Pets are not just our best friends, for many people, their animals are family. The proper grooming is important to keeping pets healthy.
Pet owners will spend more than $6 billion dollars on pet grooming services and products in the United States in 2018 according to the American Pet Products Association.
Although it’s rare, recent deaths of pets in the care of groomers have many animal lovers concerned. Some animal advocates and lawmakers are considering ways to protect pets.
There are some steps pet owners should take before you make an appointment at a groomer according to animal experts.
I’m fortunate to have a long relationship with an animal advocate with more than 25 years in animal care and twenty plus years of grooming experience. Betty Pettey-Schlereth has groomed three of my pets at Bow Wows Unlimited in Saint Louis. She recommends pet owners ask questions and make visits before booking an appointment.
“I would suggest making a list of questions when looking for a groomer for your pet. The first question I would recommend would be, may I come and look at your facility? Then follow up with asking how long they’ve been grooming pets and where they got the training,” adds Pettey-Schlereth.
After your phone calls, follow-up and make an appointment with prospective groomers. Pettey-Schlereth says groomers should be willing to show people around and answer questions about the type of equipment they use and what procedures they follow.
Experience and training is not the only factor. Spend some time in the grooming shop, observing and talking with other pet owners.

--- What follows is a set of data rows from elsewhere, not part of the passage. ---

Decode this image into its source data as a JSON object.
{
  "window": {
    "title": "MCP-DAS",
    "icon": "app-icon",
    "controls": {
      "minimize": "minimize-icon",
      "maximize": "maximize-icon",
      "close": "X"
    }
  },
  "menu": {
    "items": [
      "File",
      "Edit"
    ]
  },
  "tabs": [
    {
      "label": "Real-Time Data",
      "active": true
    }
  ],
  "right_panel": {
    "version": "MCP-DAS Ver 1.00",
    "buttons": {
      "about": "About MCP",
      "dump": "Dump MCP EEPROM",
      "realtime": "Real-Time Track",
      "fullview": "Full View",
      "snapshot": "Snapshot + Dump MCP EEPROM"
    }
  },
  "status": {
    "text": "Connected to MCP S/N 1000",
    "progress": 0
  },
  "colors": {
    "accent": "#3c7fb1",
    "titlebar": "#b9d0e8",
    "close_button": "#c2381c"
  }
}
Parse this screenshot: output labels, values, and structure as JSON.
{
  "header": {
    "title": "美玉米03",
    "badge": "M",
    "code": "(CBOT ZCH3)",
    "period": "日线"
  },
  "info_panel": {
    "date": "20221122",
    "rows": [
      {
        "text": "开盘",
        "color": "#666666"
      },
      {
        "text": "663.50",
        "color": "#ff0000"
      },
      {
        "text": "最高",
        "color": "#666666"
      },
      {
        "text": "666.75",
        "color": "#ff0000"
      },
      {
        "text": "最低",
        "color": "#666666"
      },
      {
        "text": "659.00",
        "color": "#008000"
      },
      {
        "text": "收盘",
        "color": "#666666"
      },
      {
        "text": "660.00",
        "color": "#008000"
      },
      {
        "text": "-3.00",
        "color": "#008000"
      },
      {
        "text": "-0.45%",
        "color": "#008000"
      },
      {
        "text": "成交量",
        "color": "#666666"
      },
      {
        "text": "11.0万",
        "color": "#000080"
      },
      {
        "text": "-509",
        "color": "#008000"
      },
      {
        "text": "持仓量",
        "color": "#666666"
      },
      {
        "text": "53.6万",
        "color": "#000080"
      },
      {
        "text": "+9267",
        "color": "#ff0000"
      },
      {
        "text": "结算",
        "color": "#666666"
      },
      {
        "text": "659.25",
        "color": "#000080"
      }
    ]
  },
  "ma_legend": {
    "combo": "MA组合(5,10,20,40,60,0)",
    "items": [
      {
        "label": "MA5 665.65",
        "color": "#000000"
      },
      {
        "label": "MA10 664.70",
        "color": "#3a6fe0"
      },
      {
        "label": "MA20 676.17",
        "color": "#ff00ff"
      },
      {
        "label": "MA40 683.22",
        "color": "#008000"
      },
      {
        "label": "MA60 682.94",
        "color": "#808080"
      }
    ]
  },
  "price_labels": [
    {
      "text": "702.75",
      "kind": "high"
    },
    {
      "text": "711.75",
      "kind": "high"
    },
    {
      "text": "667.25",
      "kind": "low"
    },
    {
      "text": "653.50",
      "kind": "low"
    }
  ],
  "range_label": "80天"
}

This can be as informative as a tour of the facility.
On the tour you can check the facility’s cleanliness and inquire about any safety procedures in place or special requirements your pet may require.
My dogs have been rescues and initially after adoption they had special needs. Pettey-Schlereth works with many animals who have medical issues including anxiety. It is vital animal owners discuss medical concerns or behavioral issues with prospective groomers.
Several times, Pettey-Schlereth has noticed a different behavior with one of my pets and suggested there might be a medical concern to be checked out. It is this attention to wellness, as well as grooming, I appreciate.
“I compare it to being a nurse caring for a baby. They can’t talk, and you have to look at behavior and physical cues while grooming. No one wants to tell pet parents their pets were not behaving normally because you don’t want to upset them. But we get to know pets and we can spot potential health issues that need attention” explains Pettey-Schlereth .
Asking other pet owners about their favorite groomer is one way to find the right fit for your pet. Another is the National Dog Groomers Association working with pet groomers since 1969 to promote education and professional standards. They offer an online groomer locator at https://www.nationaldoggroomers.com/locator/index.html